Government charters plane to ferry in medicines in case of ‘no-deal’ Brexit
The Government is chartering a plane to ferry medicines into the UK in the case of a no-deal Brexit.
The Department of Health and Social Care said that health secretary Matt Hancock has chartered the plane to transport medicines to the UK as part of a range of contingency plans in case there is no deal with the EU regarding the UK’s exit from the union.
The plane was reported in the Huffington Post to have been chartered to fly medicines from Maastricht in The Netherlands to an airport in the UK.
A DHSC spokesperson said: ‘As part of our extensive range of no-deal contingency plans, I can confirm that we have chartered air freight capacity to support the continued supply of medical products.’
The move comes as Government laid out a new batch of plans for a no-deal scenario, including reserving ferry space for supplies and putting 3,500 armed personnel on standby to deal with any disruption.
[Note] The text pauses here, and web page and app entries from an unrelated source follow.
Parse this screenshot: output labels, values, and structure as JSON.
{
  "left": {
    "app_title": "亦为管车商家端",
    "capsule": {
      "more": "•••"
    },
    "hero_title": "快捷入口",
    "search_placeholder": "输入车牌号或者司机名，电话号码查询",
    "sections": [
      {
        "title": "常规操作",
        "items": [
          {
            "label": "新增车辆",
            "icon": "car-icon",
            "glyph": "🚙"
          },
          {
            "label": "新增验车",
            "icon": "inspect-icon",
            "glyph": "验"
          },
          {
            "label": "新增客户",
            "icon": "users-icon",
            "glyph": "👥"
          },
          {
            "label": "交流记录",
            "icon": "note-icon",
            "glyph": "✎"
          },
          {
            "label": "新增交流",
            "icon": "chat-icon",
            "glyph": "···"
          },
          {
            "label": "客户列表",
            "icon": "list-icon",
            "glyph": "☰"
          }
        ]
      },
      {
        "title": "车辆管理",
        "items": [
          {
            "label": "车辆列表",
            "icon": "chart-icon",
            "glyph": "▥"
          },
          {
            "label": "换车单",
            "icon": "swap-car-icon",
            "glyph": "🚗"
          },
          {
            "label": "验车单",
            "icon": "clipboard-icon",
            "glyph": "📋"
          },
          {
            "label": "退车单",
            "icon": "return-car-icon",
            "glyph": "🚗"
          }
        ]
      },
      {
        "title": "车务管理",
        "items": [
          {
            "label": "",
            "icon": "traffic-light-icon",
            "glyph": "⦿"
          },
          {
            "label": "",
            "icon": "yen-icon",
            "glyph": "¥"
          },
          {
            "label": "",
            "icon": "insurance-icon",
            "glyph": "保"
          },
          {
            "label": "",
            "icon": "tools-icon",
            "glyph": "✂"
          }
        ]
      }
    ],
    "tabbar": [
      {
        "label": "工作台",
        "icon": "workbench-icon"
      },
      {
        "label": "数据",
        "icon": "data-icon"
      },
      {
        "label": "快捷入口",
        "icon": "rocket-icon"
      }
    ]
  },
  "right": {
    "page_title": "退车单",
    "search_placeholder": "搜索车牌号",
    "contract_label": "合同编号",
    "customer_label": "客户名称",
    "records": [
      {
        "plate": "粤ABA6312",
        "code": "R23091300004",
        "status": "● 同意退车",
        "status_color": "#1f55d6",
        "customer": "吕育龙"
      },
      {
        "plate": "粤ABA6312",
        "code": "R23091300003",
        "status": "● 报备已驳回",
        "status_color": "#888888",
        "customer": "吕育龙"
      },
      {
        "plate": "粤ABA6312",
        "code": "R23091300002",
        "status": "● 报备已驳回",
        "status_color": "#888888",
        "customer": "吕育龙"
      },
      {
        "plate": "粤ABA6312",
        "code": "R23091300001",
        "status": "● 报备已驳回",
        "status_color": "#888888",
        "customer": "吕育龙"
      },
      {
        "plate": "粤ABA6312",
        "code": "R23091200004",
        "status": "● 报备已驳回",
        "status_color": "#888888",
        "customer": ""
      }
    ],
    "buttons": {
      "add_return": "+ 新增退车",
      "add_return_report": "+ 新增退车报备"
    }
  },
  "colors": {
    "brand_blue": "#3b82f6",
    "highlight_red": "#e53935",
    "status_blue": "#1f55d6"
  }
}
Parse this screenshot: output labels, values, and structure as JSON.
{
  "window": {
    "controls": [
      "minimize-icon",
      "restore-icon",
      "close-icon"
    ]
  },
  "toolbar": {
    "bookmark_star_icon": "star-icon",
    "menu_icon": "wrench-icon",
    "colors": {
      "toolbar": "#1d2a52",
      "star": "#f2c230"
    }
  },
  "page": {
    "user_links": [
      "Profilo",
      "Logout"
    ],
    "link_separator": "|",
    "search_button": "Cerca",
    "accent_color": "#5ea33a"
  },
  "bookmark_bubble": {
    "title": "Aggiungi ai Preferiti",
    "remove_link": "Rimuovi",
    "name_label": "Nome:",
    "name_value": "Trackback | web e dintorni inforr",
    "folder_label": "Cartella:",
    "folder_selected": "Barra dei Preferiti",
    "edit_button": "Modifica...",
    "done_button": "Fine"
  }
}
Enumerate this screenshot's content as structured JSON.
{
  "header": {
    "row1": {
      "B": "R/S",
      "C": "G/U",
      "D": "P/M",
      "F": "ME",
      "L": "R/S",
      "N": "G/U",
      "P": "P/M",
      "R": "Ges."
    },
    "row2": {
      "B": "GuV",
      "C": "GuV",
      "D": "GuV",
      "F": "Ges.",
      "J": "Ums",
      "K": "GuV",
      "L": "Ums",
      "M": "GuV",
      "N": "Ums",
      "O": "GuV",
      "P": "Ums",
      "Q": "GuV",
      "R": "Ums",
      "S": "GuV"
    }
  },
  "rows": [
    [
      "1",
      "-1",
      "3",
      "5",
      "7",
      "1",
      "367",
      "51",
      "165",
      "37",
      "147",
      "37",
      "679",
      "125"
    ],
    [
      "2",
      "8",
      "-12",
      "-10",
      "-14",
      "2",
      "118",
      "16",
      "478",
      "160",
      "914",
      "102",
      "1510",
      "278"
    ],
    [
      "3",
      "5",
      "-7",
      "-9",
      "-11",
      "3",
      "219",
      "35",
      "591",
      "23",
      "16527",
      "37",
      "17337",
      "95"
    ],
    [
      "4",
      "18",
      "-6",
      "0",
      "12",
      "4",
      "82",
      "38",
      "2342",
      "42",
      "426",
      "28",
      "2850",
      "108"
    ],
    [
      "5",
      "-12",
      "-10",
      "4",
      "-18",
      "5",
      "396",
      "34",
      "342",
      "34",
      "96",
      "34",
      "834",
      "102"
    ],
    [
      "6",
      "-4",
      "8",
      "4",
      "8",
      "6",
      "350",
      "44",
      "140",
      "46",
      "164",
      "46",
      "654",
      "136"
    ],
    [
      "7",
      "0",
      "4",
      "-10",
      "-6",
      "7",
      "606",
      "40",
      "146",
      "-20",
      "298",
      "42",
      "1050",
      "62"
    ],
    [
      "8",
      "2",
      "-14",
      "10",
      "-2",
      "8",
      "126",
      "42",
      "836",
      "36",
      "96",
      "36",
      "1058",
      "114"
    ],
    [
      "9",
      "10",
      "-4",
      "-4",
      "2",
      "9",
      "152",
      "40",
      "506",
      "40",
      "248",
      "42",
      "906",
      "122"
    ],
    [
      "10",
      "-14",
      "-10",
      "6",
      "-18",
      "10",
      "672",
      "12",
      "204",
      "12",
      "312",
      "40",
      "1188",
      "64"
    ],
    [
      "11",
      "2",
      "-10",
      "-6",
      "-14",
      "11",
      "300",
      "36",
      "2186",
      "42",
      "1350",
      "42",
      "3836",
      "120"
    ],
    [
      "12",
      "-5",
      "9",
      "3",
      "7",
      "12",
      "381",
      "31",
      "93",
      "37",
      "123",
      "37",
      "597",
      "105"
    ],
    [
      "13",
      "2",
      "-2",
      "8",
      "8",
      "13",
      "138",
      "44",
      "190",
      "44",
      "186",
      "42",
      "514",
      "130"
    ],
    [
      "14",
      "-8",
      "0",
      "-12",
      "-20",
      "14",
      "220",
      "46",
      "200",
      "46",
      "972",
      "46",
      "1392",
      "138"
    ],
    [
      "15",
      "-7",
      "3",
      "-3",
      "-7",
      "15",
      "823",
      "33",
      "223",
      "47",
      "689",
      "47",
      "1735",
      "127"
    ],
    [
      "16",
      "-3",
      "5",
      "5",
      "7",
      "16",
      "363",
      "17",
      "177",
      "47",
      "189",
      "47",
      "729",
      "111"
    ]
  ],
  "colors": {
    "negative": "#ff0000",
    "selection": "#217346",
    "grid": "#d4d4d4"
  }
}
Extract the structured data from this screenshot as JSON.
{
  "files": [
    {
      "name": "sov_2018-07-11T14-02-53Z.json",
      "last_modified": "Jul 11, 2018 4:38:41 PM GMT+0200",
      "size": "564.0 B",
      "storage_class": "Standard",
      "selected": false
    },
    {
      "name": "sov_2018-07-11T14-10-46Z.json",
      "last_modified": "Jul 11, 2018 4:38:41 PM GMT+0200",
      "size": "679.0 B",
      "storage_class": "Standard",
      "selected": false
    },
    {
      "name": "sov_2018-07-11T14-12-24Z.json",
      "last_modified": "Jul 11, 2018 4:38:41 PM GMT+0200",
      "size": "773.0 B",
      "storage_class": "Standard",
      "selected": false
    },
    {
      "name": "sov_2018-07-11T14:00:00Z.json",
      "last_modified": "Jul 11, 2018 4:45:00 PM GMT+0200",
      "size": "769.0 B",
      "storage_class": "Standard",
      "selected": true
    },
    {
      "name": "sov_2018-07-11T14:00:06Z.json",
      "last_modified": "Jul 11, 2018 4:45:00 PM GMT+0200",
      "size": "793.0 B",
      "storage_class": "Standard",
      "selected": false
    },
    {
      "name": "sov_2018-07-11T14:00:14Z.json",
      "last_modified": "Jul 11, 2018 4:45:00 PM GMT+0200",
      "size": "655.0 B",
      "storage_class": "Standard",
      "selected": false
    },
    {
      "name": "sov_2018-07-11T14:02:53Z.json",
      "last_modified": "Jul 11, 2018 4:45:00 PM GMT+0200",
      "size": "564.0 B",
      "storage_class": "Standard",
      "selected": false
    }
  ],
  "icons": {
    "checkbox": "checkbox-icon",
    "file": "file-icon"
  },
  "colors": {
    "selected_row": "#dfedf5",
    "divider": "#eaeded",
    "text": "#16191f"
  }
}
Officials have linked the possibility of a medicines shortage to a ‘no deal’ Brexit. A leaked DHSC memo obtained by the Times earlier this month indicated that ministers would instruct pharmacists to alter prescriptions and supply patients with alternative medicines without consulting a GP first in the event of medicine shortages.
GPs were also told by the health secretary, in a letter circulated by NHS England and CCGs, not to stockpile medicines and that any over-ordering would be 'investigated and followed up'. GPs have also been told that they should not be writing longer-duration prescriptions for patients due to Brexit concerns.
The implications of a no-deal Brexit on GP workforce are also causing concern
Under current plans, people immigrating to the UK from the EU will have to meet the requirements of a ‘skills-based’ system, and pass a ‘British values test’ as well as tougher English language demands.
GPs from the EU will have no preferential treatment compared with GPs from anywhere overseas, with the BMA warning the policy could 'create chaos in the NHS' and have a 'huge knock-on effect' on general practice.
The health secretary also admitted to the House of Commons Health Committee in October that extra costs that the NHS could face from paying for visas to bring in staff from the EU after Brexit have not been assessed.